I arrived in the brightly-lit room full of large people in masks. A doctor came up to me and asked what my favorite song was. I replied with a slurred “Multi-Love” by Unknown Mortal Orchestra, and soon my favorite song was blasting through the room. I felt so genuinely happy as I closed my eyes. Maybe it was the sedative. It was definitely the sedative.
I woke up to find my parents hovering over me. It took about 10 seconds to remember where I was, and as I sat straight up, the blood rushed to my head. The nurse hurried over and told me to lay back, it would be an hour or so before I could walk. Once I laid back and calmed down, a severe pain shot through my left eye. I closed and scrunched my eyes together, hoping the pain would dissipate but it remained persistent no matter how I positioned myself. The nurse told me that they didn't fully tape my left eye, and so a millimeter of my eyeball had sat partially open for my 4-hour procedure.

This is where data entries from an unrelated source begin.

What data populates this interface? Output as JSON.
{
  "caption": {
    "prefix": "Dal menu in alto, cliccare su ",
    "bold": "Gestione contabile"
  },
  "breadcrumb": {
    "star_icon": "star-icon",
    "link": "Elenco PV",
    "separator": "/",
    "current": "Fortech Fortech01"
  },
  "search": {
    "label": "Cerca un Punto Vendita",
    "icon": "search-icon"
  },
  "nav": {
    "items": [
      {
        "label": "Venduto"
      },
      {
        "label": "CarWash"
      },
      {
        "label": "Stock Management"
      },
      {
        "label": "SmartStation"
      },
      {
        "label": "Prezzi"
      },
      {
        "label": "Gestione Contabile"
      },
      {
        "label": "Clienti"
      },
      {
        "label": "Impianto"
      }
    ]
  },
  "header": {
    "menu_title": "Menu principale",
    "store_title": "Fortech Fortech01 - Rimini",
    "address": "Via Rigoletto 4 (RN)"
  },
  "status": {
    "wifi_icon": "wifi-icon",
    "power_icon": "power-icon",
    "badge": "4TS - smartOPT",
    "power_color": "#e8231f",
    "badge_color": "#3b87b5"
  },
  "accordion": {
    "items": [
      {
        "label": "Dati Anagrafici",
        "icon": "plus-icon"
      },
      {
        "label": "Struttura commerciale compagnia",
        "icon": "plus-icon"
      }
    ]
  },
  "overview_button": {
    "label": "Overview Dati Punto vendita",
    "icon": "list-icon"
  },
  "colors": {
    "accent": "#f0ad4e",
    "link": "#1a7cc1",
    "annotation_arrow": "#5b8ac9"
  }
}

Ouch.
After four of the most uncomfortable and painful hours of my life, I left through the sliding hospital doors with an upgraded heart and a tiny bottle of eye medication.
The next day, as I rolled up to my home and parked in the driveway, the feeling of absolute peace of mind settled within me.
There are a unique individuals on the Novato High campus who face these decisions of surgery, medication, or who choose not to interfere with their body.
Sophomore Tatiana Oliver has a heart condition similar to mine, called brugada syndrome in which there is an abnormality in the rhythm of the heart. She isn't on medication and has not undergone surgery.
“It’s a condition that causes sudden death, which sounds super scary and it is super scary, but at the same time I don't feel many symptoms daily, so it's something I can really push aside until I die. I think I'll get the surgery [at 18] so I can survive and live a full happy and healthy life,” said Oliver.
Sophomore Sage Patel was born profoundly deaf, and at age 2 her left ear was operated on and at age 4 the right ear was operated on. “[The surgery] opened up a whole new world for me, I can be involved in society. I can also be involved in the deaf community.”
If you are scared or feel alone in your body’s troubles, just know that you are part of a bigger community that understands and will support you. I know that in those weeks prior to and after the surgery, I only told my close friends about my procedure, in fear of being looked at differently or having a pity train follow me with every interaction. Over time, I became more comfortable with discussing my experience with more friends and family, but it is a long road to both physical and emotional recovery.